The idea originated in Israel, where IVF is universally covered by national health insurance. Working with Friedman and Rabbi Avrohom Friedlander, the Genesis Fertility and Reproductive Medicine clinic in Brooklyn was among the first American clinics to adopt the practice to meet the needs of its large population of Orthodox and Hasidic patients.
"Religious couples who go through infertility, no matter what religion, suffer because it feels like divine punishment," clinic founder Richard Grazi said. "And that makes everything more dramatic and painful."
Monitoring IVF is similar in intensity to certifying kosher restaurants, Friedlander said: Religious observers keep the keys to cryo-tanks where frozen eggs, sperm and embryos are stored and must be present whenever lab technicians handle genetic material. They verify labels and make sure separate surfaces and sometimes equipment are used to avoid mix-ups.
While there are many industry protocols to ensure the integrity of the IVF process, Friedlander said, "rabbis were more comfortable having a divine presence" in the lab.
"When you are dealing with God's creation, you want to make as sure as possible that things are being done right," he said.
Friedman, 63, a mother of six, grandmother to 29 and great-grandmother to one, said she got into the work after seeing so many in her community suffer from infertility.
"I believe in a higher being and that He is good and will help us," she said.
Esther Fixler, who lives near New York, was among the first patients to use the rabbinical monitoring process. Fixler spent a decade trying to get pregnant before coming to Genesis, where she quickly learned her chances of conceiving were very low. In an outburst of emotion, she told Grazi to throw away her genetic material.
Instead, Grazi told her to pray and to have faith. Within a few weeks, she was pregnant with the first of her three children.
"When the pregnancy took, I thought, 'This is God.' I had seen it in black and white, whether I had a chance or not," said Fixler, now 51. "But it wasn't for human understanding how this happened."
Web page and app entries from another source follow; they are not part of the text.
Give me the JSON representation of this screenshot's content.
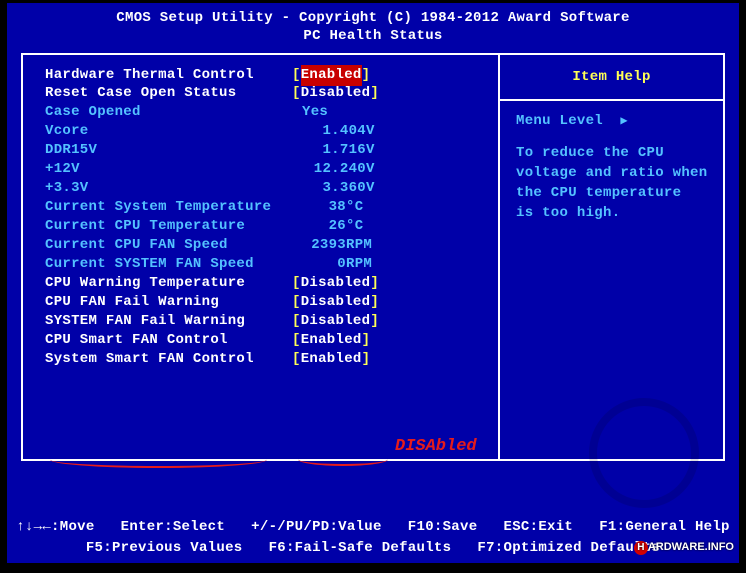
{
  "header": {
    "line1": "CMOS Setup Utility - Copyright (C) 1984-2012 Award Software",
    "line2": "PC Health Status"
  },
  "items": [
    {
      "type": "opt",
      "label": "Hardware Thermal Control",
      "value": "Enabled",
      "selected": true
    },
    {
      "type": "opt",
      "label": "Reset Case Open Status",
      "value": "Disabled"
    },
    {
      "type": "info",
      "label": "Case Opened",
      "value": "Yes"
    },
    {
      "type": "infov",
      "label": "Vcore",
      "num": "1.404",
      "unit": "V"
    },
    {
      "type": "infov",
      "label": "DDR15V",
      "num": "1.716",
      "unit": "V"
    },
    {
      "type": "infov",
      "label": "+12V",
      "num": "12.240",
      "unit": "V"
    },
    {
      "type": "infov",
      "label": "+3.3V",
      "num": "3.360",
      "unit": "V"
    },
    {
      "type": "infou",
      "label": "Current System Temperature",
      "num": "38",
      "unit": "°C"
    },
    {
      "type": "infou",
      "label": "Current CPU Temperature",
      "num": "26",
      "unit": "°C"
    },
    {
      "type": "infou",
      "label": "Current CPU FAN Speed",
      "num": "2393",
      "unit": " RPM"
    },
    {
      "type": "infou",
      "label": "Current SYSTEM FAN Speed",
      "num": "0",
      "unit": " RPM"
    },
    {
      "type": "opt",
      "label": "CPU Warning Temperature",
      "value": "Disabled"
    },
    {
      "type": "opt",
      "label": "CPU FAN Fail Warning",
      "value": "Disabled"
    },
    {
      "type": "opt",
      "label": "SYSTEM FAN Fail Warning",
      "value": "Disabled"
    },
    {
      "type": "opt",
      "label": "CPU Smart FAN Control",
      "value": "Enabled"
    },
    {
      "type": "opt",
      "label": "System Smart FAN Control",
      "value": "Enabled"
    }
  ],
  "help": {
    "title": "Item Help",
    "menu_level_label": "Menu Level",
    "text": "To reduce the CPU\nvoltage and ratio when\nthe CPU temperature\nis too high."
  },
  "footer": {
    "line1": "↑↓→←:Move   Enter:Select   +/-/PU/PD:Value   F10:Save   ESC:Exit   F1:General Help",
    "line2": "F5:Previous Values   F6:Fail-Safe Defaults   F7:Optimized Defaults"
  },
  "annotation": "DISAbled",
  "watermark": "ARDWARE.INFO"
}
Her son, now 20, was married in December 2016. Three months ago, he and his wife welcomed their first child, a girl, Fixler's first grandchild.
Information for this article was contributed by Ellie Silverman of The Washington Post.
Rosalie Mullane, Regan Mullane and Rocco Mullane stand for a portrait during the Boston IVF Baby Bowl at Gillette Stadium in Foxborough, Mass.
Religion on 05/05/2018
Print Headline: IVF: Moral questions still arise 40 years later